    ABSTRACT: IntroductionHuman asexuality is defined as a lack of sexual attraction to anyone or anything. Various theories have been proposed to explain how asexuality should best be classified, and some have maintained that asexuality is an extreme variant of hypoactive sexual desire disorder (HSDD)—a sexual dysfunction characterized by a lack of interest in sex and significant distress. To date, this has never been empirically examined.Aim and Method Using measures of sexual desire and behavior, sex-related distress, personality, and psychopathology, the aim of the current study was to compare individuals scoring above the cutoff for asexuality identification (AIS >40) (n = 192) to sexual individuals (n = 231). The sexual group was further divided into a control group (n = 122), a HSDD group (n = 50), and a group with symptoms of low desire that were nondistressing (n = 59).ResultsAnalyses were controlled for age.

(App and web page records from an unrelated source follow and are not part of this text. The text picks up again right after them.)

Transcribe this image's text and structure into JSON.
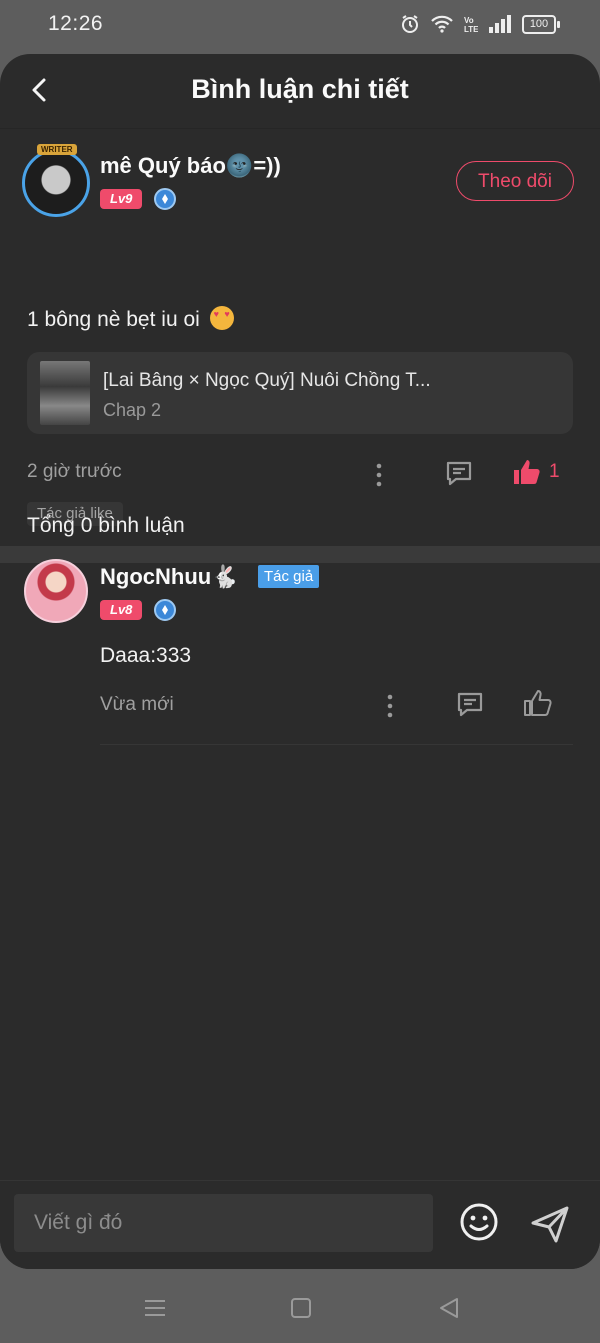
{
  "status_bar": {
    "time": "12:26",
    "battery": "100",
    "icons": [
      "alarm-icon",
      "wifi-icon",
      "volte-icon",
      "signal-icon",
      "battery-icon"
    ]
  },
  "header": {
    "title": "Bình luận chi tiết",
    "back_icon": "chevron-left-icon"
  },
  "post": {
    "username": "mê Quý báo🌚=))",
    "avatar_badge": "WRITER",
    "level": "Lv9",
    "follow_label": "Theo dõi",
    "text": "1 bông nè bẹt iu oi",
    "emoji": "heart-eyes-cat-emoji",
    "story": {
      "title": "[Lai Bâng × Ngọc Quý] Nuôi Chồng T...",
      "chapter": "Chap 2"
    },
    "time_ago": "2 giờ trước",
    "like_count": "1",
    "author_like": "Tác giả like"
  },
  "replies": {
    "total_label": "Tổng 0 bình luận",
    "items": [
      {
        "username": "NgocNhuu🐇",
        "author_tag": "Tác giả",
        "level": "Lv8",
        "text": "Daaa:333",
        "time": "Vừa mới"
      }
    ]
  },
  "input": {
    "placeholder": "Viết gì đó"
  },
  "colors": {
    "accent": "#ef4b6b",
    "author_tag": "#4a9ee8",
    "panel_bg": "#2b2b2b",
    "outer_bg": "#5d5d5d"
  }
}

Individuals in the AIS >40 group had a greater likelihood of never previously engaging in sexual intercourse, fantasies, or kissing and petting than all other groups and a lower likelihood of experiencing sex-related distress than those with HSDD. For women, those in the HSDD and AIS >40 groups had significantly lower desire than the subclinical HSDD and control groups. Men in the AIS >40 group had significantly lower desire than the other three groups. Symptoms of depression were highest among those with subclinical HSDD and HSDD, whereas there were no group differences on alexithymia or desirable responding. A binary logistic regression indicated that relationship status (long-term dating/married), sexual desire, sex-related distress, and lower alexithymia scores were the best predictors of group membership (HSDD vs. AIS >40).Conclusion Taken together, these results challenge the speculation that asexuality should be classified as a sexual dysfunction of low desire. Brotto LA, Yule MA, and Gorzalka BB. Asexuality: An extreme variant of sexual desire disorder? J Sex Med **;**:**–**.
    Journal of Sexual Medicine 03/2015; 12(3). DOI:10.1111/jsm.12806 · 3.15 Impact Factor
  • Source
    [Show abstract] [Hide abstract]
    ABSTRACT: Although sexual functioning is an important facet of living donor quality of life, it has not received extensive evaluation in this population. Using data from the Adult-to-Adult Living Donor Liver Transplantation Cohort Study, we examined donor sexual functioning across the donation process from the predonation evaluation to 3 months and 1 year postdonation. Donors (n=208) and a comparison group of non-donors (n=155) completed self-reported surveys with specific questions on sexual desire, satisfaction, orgasm, and (for men) erectile function. Across the three time points, donor sexual functioning was lower at the evaluation phase and 3 months postdonation than at one year postdonation. In the early recovery period, abdominal pain was associated with difficulty reaching orgasm (OR = 3.98, 95% CI 1.30-12.16), concerns over appearance with lower sexual desire (OR = 4.14, 95% CI 1.02-16.79), and not feeling back to normal was associated with dissatisfaction with sexual life (OR 3.58, 95% CI 1.43-8.99). Efforts to educate donors before the surgery and prepare them for the early recovery phase may improve recovery and reduce distress regarding sexual functioning. This article is protected by copyright. All rights reserved. © 2015 American Association for the Study of Liver Diseases.
    Liver Transplantation 03/2015; 21(5). DOI:10.1002/lt.24108 · 3.79 Impact Factor